While the solo works were rigorously precise in their notational directives to the performers (the notation in the Applebaum bears some resemblance to the ultra complex scores of his colleague at Stanford, Brian Ferneyhough), the three folios composed in the early 1950s by Earle Brown were either graphically or semi-graphically notated (i.e., with black rectangles of various sizes and/or multiple staves with waves, etc.) and thus required ultroneous improvisatory gestures from the performers. Occasionally I noted that the musicians did not actually have their eyes on the scores while performing the music represented thereby, which made me wonder if they had “memorized” the rectangles, waves and squiggles (?). Notwithstanding, they pulled off the folios with wit and aplomb. One element that lent distinction to this concert was that extremes of anally precise notated works on the one hand were presented side by side with representations of a sort of blasé indeterminacy on the other: Uptown meets downtown. The concert was divided into four segments, the first three of which consisted of the aleatoric pieces seamlessly segued into the more academically severe solos. At one point this reviewer lost track of what piece was being played—which didn’t seem to matter.

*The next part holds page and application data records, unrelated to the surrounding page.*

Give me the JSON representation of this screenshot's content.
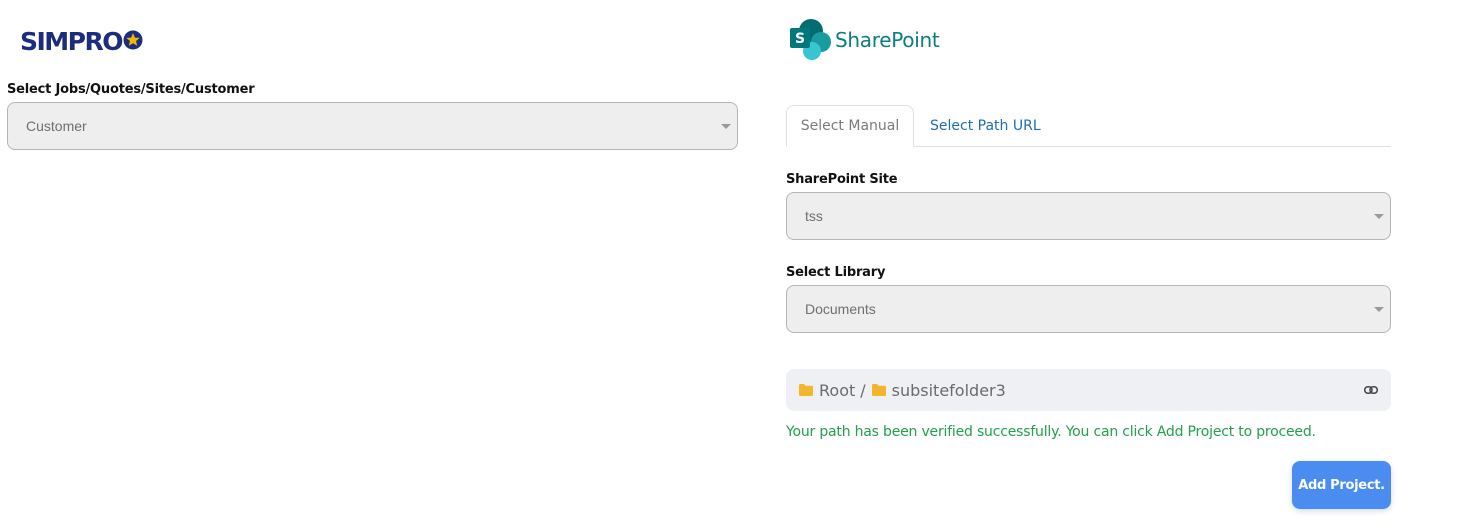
{
  "brand_left": {
    "name": "SIMPRO",
    "star_color": "#f2b705",
    "text_color": "#1b2d7c"
  },
  "brand_right": {
    "name": "SharePoint",
    "icon": "sharepoint-icon",
    "icon_letter": "S",
    "color": "#0b7e80"
  },
  "left_form": {
    "type_label": "Select Jobs/Quotes/Sites/Customer",
    "type_value": "Customer"
  },
  "tabs": [
    {
      "label": "Select Manual",
      "active": true
    },
    {
      "label": "Select Path URL",
      "active": false
    }
  ],
  "sharepoint_form": {
    "site_label": "SharePoint Site",
    "site_value": "tss",
    "library_label": "Select Library",
    "library_value": "Documents"
  },
  "path": {
    "crumbs": [
      "Root",
      "subsitefolder3"
    ],
    "separator": "/",
    "folder_icon_color": "#f2b52c",
    "link_icon": "link-icon"
  },
  "status": {
    "message": "Your path has been verified successfully. You can click Add Project to proceed.",
    "color": "#23a04a"
  },
  "actions": {
    "add_project_label": "Add Project.",
    "button_color": "#4a8cf0"
  }
}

The repertoire presented, all in all, had very little meat on the bone, and while I can’t fault the performers for the conviction of their interpretations, I might suggest that if it is their intention to be “unconventional” or “cutting edge,” they might consider throwing in some less run-of-the-mill items. I, for one, would be delighted to hear more works by lesser known—albeit infinitely more talented—composers like Joseph Fennimore (who has yet to be “discovered”), the late Gottfried von Einem (the Austrian composer whose revival is long overdue and who is doubtless destined to attract a following on the scale of Korngold’s or Mahler’s in the near future), Tison Street (one of Boston’s notable talents), Henry Martin (perhaps the greatest contrapuntist alive today), Hsueh-Yung Shen (a Boulanger-trained eccentric who apparently does very little to advance his cause), or Noam Elkies (the Harvard mathematician who is the youngest person ever to have received tenure at that institution and who at the same time is one of its brightest musicians), to name a few, or even works by such luminaries as, say, Ligeti, Rochberg, Rzewski, Del Tredici, Schnittke, Tsontakis, or Currier. I remember hearing Del Tredici express to a symposium of younger composers at the Bloch festival some six years ago his observation that there is a pervasive indifference to harmony amongst the vast majority of today’s composers—a criticism that could aptly be applied to the works presented on Friday evening by Beta Collide.
Suffice it to say that I did not come to this concert expecting to be served Wienerschnitzel and Schnapps. The serving was more akin to a plate of cilantro garnished with nettles. More schmaltz sil vous plait!